After nationalisation, the line became part of British Railways Eastern Region but was transferred to the London Midland Region in 1958. By this time the service was already in decline with the increasing popularity of the car and it was unable to compete with other north - south routes as the line passed through sparsely populated areas south of Rugby. Manchester to London express services were withdrawn on 2nd January 1960 leaving only three semi-fast trains a day and it came as little surprise when the line became the first main line to close in the Beeching era. Beeching considered that the Great Central was a duplicate route which could be sacrificed in favour of the Midland main line.
The NTHC's aim was to reinstate the remaining line into Loughborough where it joins the GCR
Preservation group web sites: The Buckinghamshire Railway Centre, The Great Central Railway (steam service between Loughborough and Leicester North) & Nottingham Transport Heritage Centre (steam service between Ruddington and Loughborough)
Selected other web sites: The Transport Archive contains further detailed history of the Great Central plus a vast collection of 2344 'on line' photographs many ( the Newton Collection) taken during the construction of the London Extension. Chris Ward's Annesley Web site featuring numerous photographs of the Great Central around Nottingham and the Annesley Motive Power Depot. Great Central Railway through Leicester. Nigel Tout's web site with numerous photographs of the Great Central remains around Leicester and a series of archive photographs of the line. Bridging the Gap details ongoing work to reinstate the link between the two preserved lines. The Great Central Railway Society promotes an historical interest in the Great Central Railway.
Selected further reading: Great Central Memories by John MC Healey published 1987 by Baton Transport ISBN 0 85936 193 4 - heavily illustrated history of the London Extension. Great Central Then and Now by Mac Hawkins - published (2nd edition) by BCA 1992 ISBN 0 7153 9326 X , station by station photographic survey of the Great Central between Sheffield and London with numerous 'then and now' photographs. See also Sheepbridge & Brimington Station and construction of the Manchester, Sheffield and Lincolnshire Railway through Brimington by Philip Cousins.
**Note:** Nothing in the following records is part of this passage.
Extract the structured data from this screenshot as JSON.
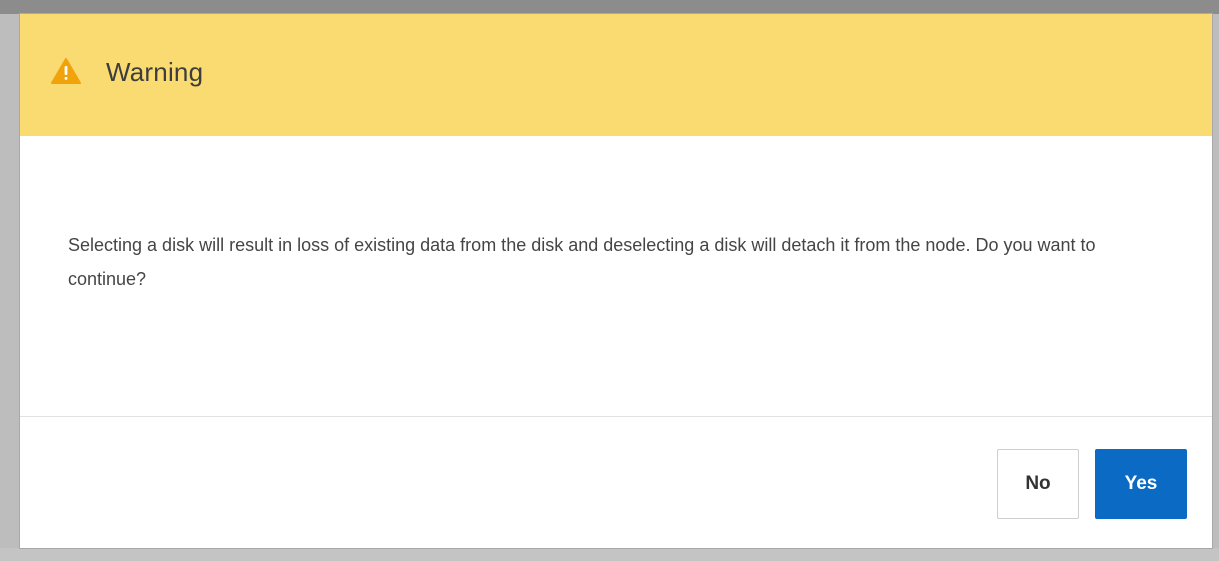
{
  "dialog": {
    "icon": "warning-triangle-icon",
    "title": "Warning",
    "message": "Selecting a disk will result in loss of existing data from the disk and deselecting a disk will detach it from the node. Do you want to continue?",
    "buttons": {
      "no_label": "No",
      "yes_label": "Yes"
    }
  },
  "colors": {
    "header_background": "#fadb72",
    "warning_icon": "#f0a30a",
    "primary_button": "#0a6ac4"
  }
}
Published in St. Michael & All Saints, Brimington parish magazine. (Click here for full text). All tickets from Michael Stewart.
Too see other stations on the Great Central Railway between Sheffield Victoria and Aylesbury click on the station name: Aylesbury, Waddesdon, Quainton Road (1st site), Quainton Road (2nd site)**, Calvert, Finmere, Brackley Central, Helmdon, Culworth, Woodford Halse, Charwelton, Braunston & Willoughby, Rugby Central, Lutterworth, Ashby Magna, Whetstone, Leicester Central, Belgrave & Birstall, Rothley**, Swithland****, Quorn & Woodhouse**, Loughborough Central**, East Leake, Rushcliffe Halt**, Ruddington, Ruddington Factory Halt, Arkwright Street, Nottingham Victoria, Carrington, New Basford, Bulwell Common, Bulwell Hall Halt, Hucknall Central, Annesley South Junction Halt, Hollinwell & Annesley, Kirkby Bentinck, Tibshelf Town, Pilsley, Heath, Staveley Central, Renishaw Central, Killamarsh Central, Beighton (1st site), Beighton (2nd site), Woodhouse Junction, Woodhouse*, Darnall*, Sheffield Victoria & Sheffield Bridgehouses.